### [Records shown]
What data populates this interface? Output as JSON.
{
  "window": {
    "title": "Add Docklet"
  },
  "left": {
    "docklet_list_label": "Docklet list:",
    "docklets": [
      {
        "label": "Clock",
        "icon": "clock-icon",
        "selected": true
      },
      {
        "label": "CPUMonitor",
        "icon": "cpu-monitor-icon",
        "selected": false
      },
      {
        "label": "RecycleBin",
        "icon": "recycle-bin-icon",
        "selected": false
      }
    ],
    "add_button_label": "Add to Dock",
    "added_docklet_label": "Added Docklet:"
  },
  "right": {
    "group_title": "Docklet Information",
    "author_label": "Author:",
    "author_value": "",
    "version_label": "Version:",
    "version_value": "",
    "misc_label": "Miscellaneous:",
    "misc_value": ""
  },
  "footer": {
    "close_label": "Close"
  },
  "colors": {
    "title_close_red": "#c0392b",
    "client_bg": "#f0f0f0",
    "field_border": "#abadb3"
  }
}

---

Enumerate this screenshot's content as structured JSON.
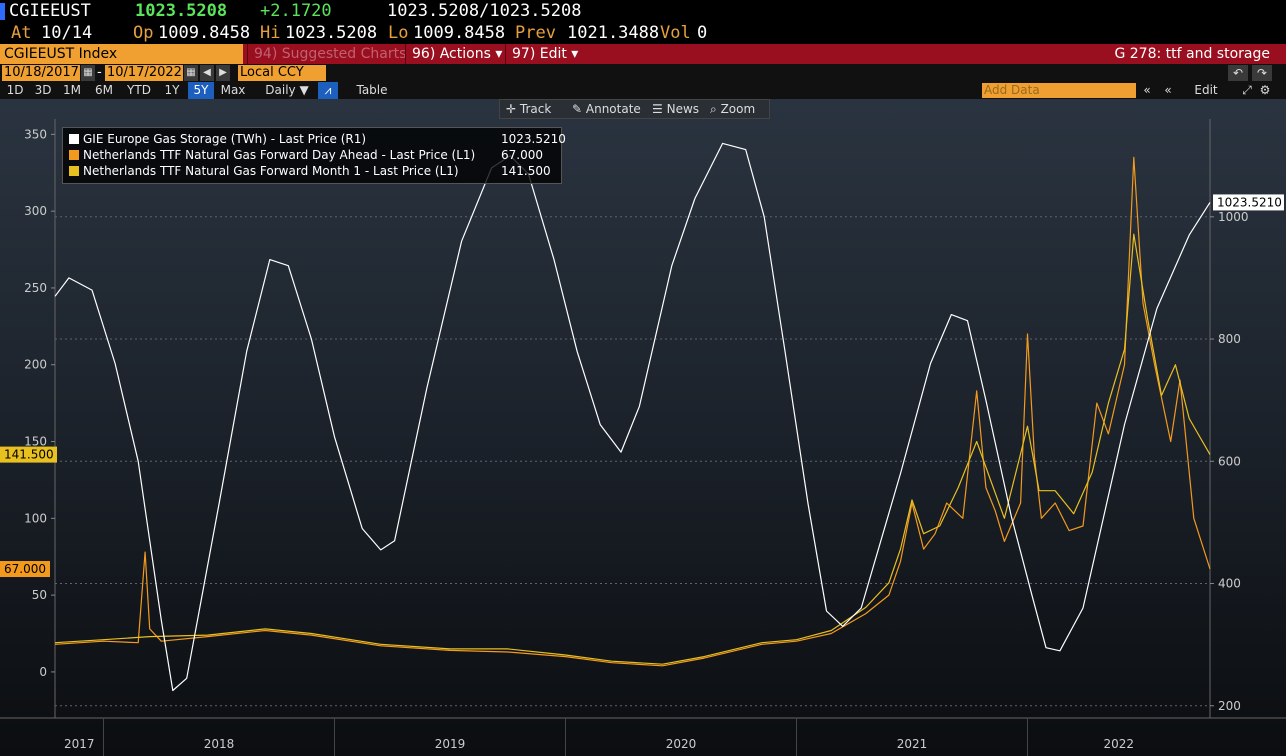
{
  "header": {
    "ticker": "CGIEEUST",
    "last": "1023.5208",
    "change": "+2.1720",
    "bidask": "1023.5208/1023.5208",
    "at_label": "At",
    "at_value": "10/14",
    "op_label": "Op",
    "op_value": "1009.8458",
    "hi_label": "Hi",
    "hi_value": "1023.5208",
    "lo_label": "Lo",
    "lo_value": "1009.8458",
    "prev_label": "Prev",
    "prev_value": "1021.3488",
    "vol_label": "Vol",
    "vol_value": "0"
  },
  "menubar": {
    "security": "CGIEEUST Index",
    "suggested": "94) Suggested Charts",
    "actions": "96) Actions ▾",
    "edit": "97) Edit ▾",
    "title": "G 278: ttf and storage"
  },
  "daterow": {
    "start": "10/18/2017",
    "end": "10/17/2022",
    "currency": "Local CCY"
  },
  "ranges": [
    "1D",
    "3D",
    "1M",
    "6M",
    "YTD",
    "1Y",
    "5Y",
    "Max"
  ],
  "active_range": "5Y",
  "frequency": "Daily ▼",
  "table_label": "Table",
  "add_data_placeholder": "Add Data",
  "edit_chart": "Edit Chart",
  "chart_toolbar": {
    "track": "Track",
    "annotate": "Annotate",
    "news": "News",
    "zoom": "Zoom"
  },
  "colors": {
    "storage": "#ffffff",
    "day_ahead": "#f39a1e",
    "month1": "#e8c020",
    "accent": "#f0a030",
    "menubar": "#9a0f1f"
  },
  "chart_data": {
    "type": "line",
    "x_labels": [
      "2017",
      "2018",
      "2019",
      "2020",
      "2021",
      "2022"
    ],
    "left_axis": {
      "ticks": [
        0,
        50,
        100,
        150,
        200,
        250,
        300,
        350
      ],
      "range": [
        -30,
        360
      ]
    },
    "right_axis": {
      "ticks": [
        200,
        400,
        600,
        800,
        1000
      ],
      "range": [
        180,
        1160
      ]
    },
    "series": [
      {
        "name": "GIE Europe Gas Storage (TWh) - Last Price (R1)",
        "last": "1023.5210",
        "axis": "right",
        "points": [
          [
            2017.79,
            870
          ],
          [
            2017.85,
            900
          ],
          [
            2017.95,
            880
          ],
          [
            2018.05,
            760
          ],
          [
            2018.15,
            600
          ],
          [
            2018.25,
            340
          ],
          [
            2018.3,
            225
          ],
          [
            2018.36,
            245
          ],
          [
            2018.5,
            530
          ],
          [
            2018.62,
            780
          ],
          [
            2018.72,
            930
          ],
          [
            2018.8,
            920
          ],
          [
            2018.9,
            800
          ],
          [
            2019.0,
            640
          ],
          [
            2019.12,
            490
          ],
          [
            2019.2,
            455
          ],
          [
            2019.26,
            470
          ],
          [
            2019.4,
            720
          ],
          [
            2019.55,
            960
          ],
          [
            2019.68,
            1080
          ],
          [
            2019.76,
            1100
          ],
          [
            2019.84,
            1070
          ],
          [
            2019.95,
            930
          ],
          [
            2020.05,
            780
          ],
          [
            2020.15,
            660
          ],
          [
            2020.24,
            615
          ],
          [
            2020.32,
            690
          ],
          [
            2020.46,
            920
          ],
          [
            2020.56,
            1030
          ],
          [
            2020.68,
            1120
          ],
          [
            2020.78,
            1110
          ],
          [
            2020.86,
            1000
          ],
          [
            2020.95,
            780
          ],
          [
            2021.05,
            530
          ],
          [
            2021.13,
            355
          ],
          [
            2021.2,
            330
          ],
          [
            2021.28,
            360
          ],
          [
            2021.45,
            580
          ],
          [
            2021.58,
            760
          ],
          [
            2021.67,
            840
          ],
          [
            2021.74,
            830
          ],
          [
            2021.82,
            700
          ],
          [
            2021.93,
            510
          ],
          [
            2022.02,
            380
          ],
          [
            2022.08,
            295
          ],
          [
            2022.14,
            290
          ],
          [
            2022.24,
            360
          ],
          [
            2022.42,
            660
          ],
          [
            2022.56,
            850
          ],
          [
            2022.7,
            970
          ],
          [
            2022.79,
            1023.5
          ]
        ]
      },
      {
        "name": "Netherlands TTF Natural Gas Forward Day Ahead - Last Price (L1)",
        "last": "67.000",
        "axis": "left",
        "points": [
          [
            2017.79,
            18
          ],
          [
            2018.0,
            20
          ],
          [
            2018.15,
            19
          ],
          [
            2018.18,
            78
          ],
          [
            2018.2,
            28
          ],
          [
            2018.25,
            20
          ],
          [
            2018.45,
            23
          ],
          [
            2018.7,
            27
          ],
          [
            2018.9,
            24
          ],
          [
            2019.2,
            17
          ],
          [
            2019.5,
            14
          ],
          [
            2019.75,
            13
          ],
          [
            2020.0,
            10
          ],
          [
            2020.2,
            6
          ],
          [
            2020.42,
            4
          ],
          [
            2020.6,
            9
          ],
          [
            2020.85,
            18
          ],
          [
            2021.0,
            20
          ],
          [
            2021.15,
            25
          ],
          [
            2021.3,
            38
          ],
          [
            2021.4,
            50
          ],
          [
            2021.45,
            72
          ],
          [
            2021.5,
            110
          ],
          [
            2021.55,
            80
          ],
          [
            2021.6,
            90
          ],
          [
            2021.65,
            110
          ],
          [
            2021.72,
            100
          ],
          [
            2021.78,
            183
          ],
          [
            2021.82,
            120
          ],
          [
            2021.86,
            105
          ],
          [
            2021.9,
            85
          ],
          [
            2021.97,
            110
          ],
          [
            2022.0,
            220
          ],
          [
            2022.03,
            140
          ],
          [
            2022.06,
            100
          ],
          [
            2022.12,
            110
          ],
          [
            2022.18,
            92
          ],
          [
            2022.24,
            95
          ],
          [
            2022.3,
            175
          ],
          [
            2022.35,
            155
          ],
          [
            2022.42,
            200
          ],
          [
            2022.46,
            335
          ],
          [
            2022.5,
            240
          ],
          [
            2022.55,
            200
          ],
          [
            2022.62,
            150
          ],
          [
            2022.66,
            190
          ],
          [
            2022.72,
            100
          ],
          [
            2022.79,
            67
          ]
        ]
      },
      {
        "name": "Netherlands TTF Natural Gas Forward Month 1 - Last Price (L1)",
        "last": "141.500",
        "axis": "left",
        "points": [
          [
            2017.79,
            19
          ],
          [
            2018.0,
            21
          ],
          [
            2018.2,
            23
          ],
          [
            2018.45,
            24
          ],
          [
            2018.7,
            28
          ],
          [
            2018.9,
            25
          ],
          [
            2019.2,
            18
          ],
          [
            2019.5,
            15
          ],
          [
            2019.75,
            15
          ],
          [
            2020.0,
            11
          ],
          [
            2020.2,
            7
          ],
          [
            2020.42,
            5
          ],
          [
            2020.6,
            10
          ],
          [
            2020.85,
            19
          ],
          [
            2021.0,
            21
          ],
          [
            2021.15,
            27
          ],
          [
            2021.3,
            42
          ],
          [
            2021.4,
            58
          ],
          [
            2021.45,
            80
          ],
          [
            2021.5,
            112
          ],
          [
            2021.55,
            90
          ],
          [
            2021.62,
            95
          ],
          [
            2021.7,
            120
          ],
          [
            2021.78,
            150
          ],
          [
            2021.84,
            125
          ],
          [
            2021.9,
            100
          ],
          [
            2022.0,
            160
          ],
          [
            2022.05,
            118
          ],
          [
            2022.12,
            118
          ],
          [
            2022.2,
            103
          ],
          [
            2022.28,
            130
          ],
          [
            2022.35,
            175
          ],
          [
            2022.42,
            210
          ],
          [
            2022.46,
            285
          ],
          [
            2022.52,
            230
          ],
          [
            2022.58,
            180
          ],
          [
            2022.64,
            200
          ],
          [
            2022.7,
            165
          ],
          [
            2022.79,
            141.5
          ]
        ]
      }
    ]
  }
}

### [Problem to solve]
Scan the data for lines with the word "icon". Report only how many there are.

### [The answer]
3